Scott: I went to work two days after I graduated from Bisbee high school – May 27, 1957, and stayed with the mining company until June 14, 1975 – that’s when they shut it all down.

What type of miner were you?

Scott: I wound up what they call a crosscut miner, and whenever I wasn’t working in the crosscuts underground, they’d have me drive a dump truck and outhaul the underground ore to the mill. Also, during my time underground, I worked in the shafts. I hung shafts, I changed shaft guides, I checked shaft guides, and on top of that I drove a few raises when somebody was off.  You learn to do it all.

Did you ever have an injury or a close encounter on the job?

Scott: This is going sound kind of funny – no. And I’ll tell you why. My time, when I started, I had a partner who was in the stope, it was a 277 stope, it was a Dallas, and it caved in, and my partner got hit with a rock pretty good.
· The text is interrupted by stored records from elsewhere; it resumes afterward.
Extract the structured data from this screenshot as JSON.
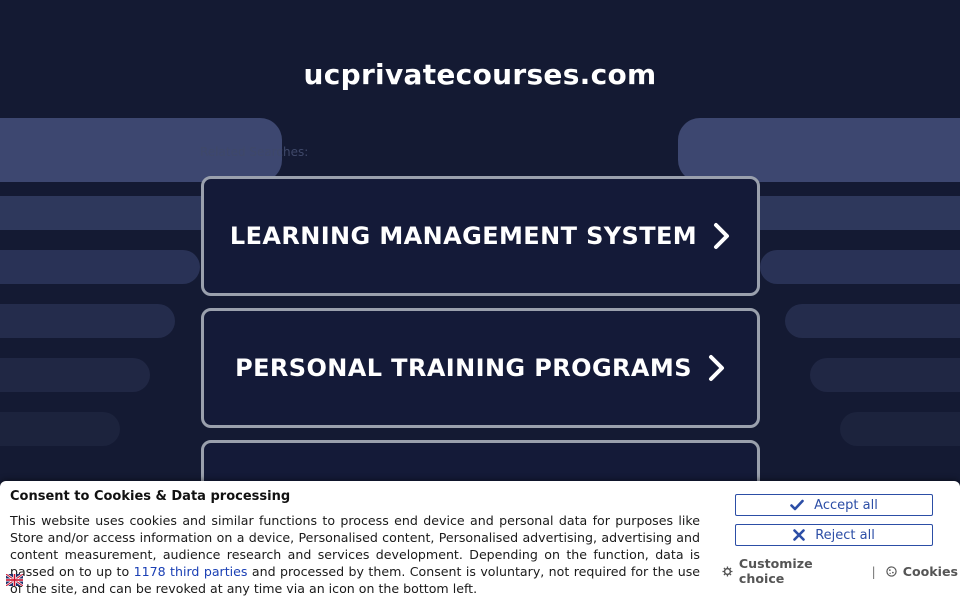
{
  "header": {
    "site_title": "ucprivatecourses.com"
  },
  "related_searches_label": "Related Searches:",
  "search_links": [
    {
      "label": "LEARNING MANAGEMENT SYSTEM"
    },
    {
      "label": "PERSONAL TRAINING PROGRAMS"
    },
    {
      "label": ""
    }
  ],
  "cookie_banner": {
    "title": "Consent to Cookies & Data processing",
    "text_before_link": "This website uses cookies and similar functions to process end device and personal data for purposes like Store and/or access information on a device, Personalised content, Personalised advertising, advertising and content measurement, audience research and services development. Depending on the function, data is passed on to up to ",
    "link_text": "1178 third parties",
    "text_after_link": " and processed by them. Consent is voluntary, not required for the use of the site, and can be revoked at any time via an icon on the bottom left.",
    "accept_label": "Accept all",
    "reject_label": "Reject all",
    "customize_label": "Customize choice",
    "separator": "|",
    "cookies_label": "Cookies",
    "link_color": "#1a3fb4",
    "button_color": "#2c4ea6"
  },
  "colors": {
    "background": "#141a33",
    "band": "#26304f",
    "link_border": "#9aa0ad"
  },
  "icons": {
    "link_chevron": "chevron-right-icon",
    "accept": "check-icon",
    "reject": "x-icon",
    "customize": "gear-icon",
    "cookies": "cookie-icon",
    "language": "flag-icon"
  }
}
It knocked him out and broke his collarbone. When I started out with other partners, I got real choosy. My partner who got hurt was one of those ‘I know how to do it all,’ instead of working as a team (emphasis). For the rest of my time underground, even working in the crosscuts, I had partners and I told them, ‘we do not do something by ourselves, we do it together.’ We pick up that timber together, we pick up those rails together, [if] we have a car to get off — we work together. I did not believe in being bull-headed and ‘just go do it.’ My little theory was – ‘we need to go home everyday, not go in an ambulance.’

Bennie Scott points to a picture of his team at Queen mine in the 60s, to the left is a picture of Scott’s father’s team a generation earlier. Image: Amanda Stutt
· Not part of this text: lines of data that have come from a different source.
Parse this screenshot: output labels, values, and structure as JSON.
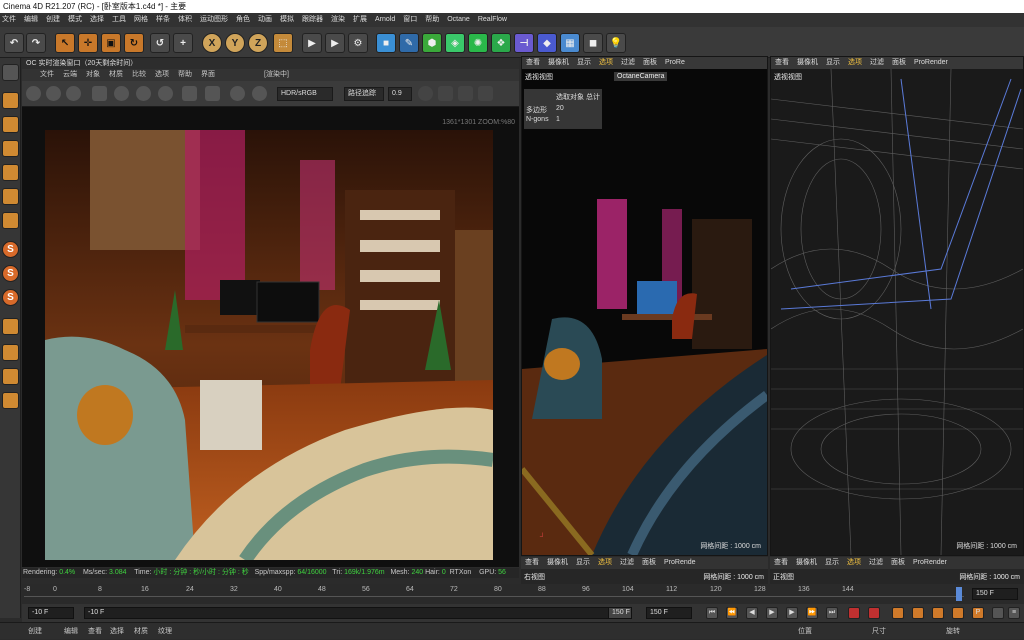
{
  "window": {
    "title": "Cinema 4D R21.207 (RC) - [卧室版本1.c4d *] - 主要"
  },
  "menubar": [
    "文件",
    "编辑",
    "创建",
    "模式",
    "选择",
    "工具",
    "网格",
    "样条",
    "体积",
    "运动图形",
    "角色",
    "动画",
    "模拟",
    "跟踪器",
    "渲染",
    "扩展",
    "Arnold",
    "窗口",
    "帮助",
    "Octane",
    "RealFlow"
  ],
  "toolbar": {
    "axis_x": "X",
    "axis_y": "Y",
    "axis_z": "Z"
  },
  "octane": {
    "header": "OC 实时渲染窗口（20天剩余时间）",
    "menu": [
      "文件",
      "云端",
      "对象",
      "材质",
      "比较",
      "选项",
      "帮助",
      "界面"
    ],
    "status_chip": "[渲染中]",
    "color_space": "HDR/sRGB",
    "kernel": "路径追踪",
    "exposure": "0.9",
    "render_info": "1361*1301 ZOOM:%80",
    "status": {
      "rendering_label": "Rendering:",
      "rendering_value": "0.4%",
      "ms_label": "Ms/sec:",
      "ms_value": "3.084",
      "time_label": "Time:",
      "time_value": "小时 : 分钟 : 秒/小时 : 分钟 : 秒",
      "spp_label": "Spp/maxspp:",
      "spp_value": "64/16000",
      "tri_label": "Tri:",
      "tri_value": "169k/1.976m",
      "mesh_label": "Mesh:",
      "mesh_value": "240",
      "hair_label": "Hair:",
      "hair_value": "0",
      "rtx_label": "RTXon",
      "gpu_label": "GPU:",
      "gpu_value": "56"
    }
  },
  "mid_viewport": {
    "menu": [
      "查看",
      "摄像机",
      "显示",
      "选项",
      "过滤",
      "面板",
      "ProRe"
    ],
    "name": "透视视图",
    "camera": "OctaneCamera",
    "stats_header": "选取对象 总计",
    "stats": [
      {
        "label": "多边形",
        "value": "20"
      },
      {
        "label": "N-gons",
        "value": "1"
      }
    ],
    "grid": "网格间距 : 1000 cm"
  },
  "right_viewport": {
    "menu": [
      "查看",
      "摄像机",
      "显示",
      "选项",
      "过滤",
      "面板",
      "ProRender"
    ],
    "name": "透视视图",
    "grid": "网格间距 : 1000 cm"
  },
  "bottom_left_vp": {
    "menu": [
      "查看",
      "摄像机",
      "显示",
      "选项",
      "过滤",
      "面板",
      "ProRende"
    ],
    "name": "右视图",
    "grid": "网格间距 : 1000 cm"
  },
  "bottom_right_vp": {
    "menu": [
      "查看",
      "摄像机",
      "显示",
      "选项",
      "过滤",
      "面板",
      "ProRender"
    ],
    "name": "正视图",
    "grid": "网格间距 : 1000 cm"
  },
  "timeline": {
    "ticks": [
      "-8",
      "0",
      "8",
      "16",
      "24",
      "32",
      "40",
      "48",
      "56",
      "64",
      "72",
      "80",
      "88",
      "96",
      "104",
      "112",
      "120",
      "128",
      "136",
      "144"
    ],
    "current_frame": "150 F"
  },
  "transport": {
    "start": "-10 F",
    "start2": "-10 F",
    "end": "150 F",
    "end2": "150 F"
  },
  "bottombar": {
    "left": [
      "创建",
      "编辑",
      "查看",
      "选择",
      "材质",
      "纹理"
    ],
    "right": [
      "位置",
      "尺寸",
      "旋转"
    ]
  }
}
Why do you still do tours at the Queen mine? 

Scott: Because I love it.  When the mine was getting ready to shut down, I went to the company and told them I’d work straight night shifts. ‘I told them, I’ll do anything you want, if you let me go to college.’ So I went to college [during the days], and studied law. I’d go to work at four in the afternoon and work until midnight, and I was back at Cochise College at nine in the morning.

When the mines actually shut down in 1975, I went to Tucson and went through the Tucson police academy, came back to Bisbee, and I was the town’s only detective for 27 years. I got shot twice – I travelled in and out of Mexico with the DEA (Drug Enforcement Administration). When it come time for me to retire, I got on the (Bisbee) city council. I spent eight years on the city council. When I stepped off the stand, the city manager said, ‘Bennie, would you like to go back and work in the mine?’ And I jumped at it. I was raised on the mines, my family was raised on the mines, and to me, it’s enjoyable to be able to tell people the real stories.

Copper mineralization within Queen mine. Image: Amanda Stutt

What do you miss most about being a miner?

Scott: The money. I [once] went to Tucson and paid cash for a new Chevrolet 409 convertible. I paid $2,900 for it. My ex-wife got that car.

Can you tell us about the day the mine shut down?

Scott: When the last cage come up off the 2,800 level, I was instructed by Marvin Immis, he was the mine foreman, he said, ‘Bennie when they pull you out, I want you, just before that cage gets ready to leave, walk over there, flip that switch and that turns the pumps off, and I stepped on the cage and that rang the bells and we went to the surface. We flooded [the mine] all the way to the 700-level. That was June 14, 1975.

What were some of the most memorable experiences?

Scott: You had a lot of camaraderie. We did not have discrimination between Hispanic and white people. We went to work together, we went home together. If the Hispanic people were going to have a birthday, we call it a quinceañera, so if we got invited to a party, we ate enchiladas and tamales and tostados, and drank coors beer. At my parties, they had hamburgers, hotdogs and budweiser beer. But the thing that made it all the same was we all drank out of the same tequila bottle.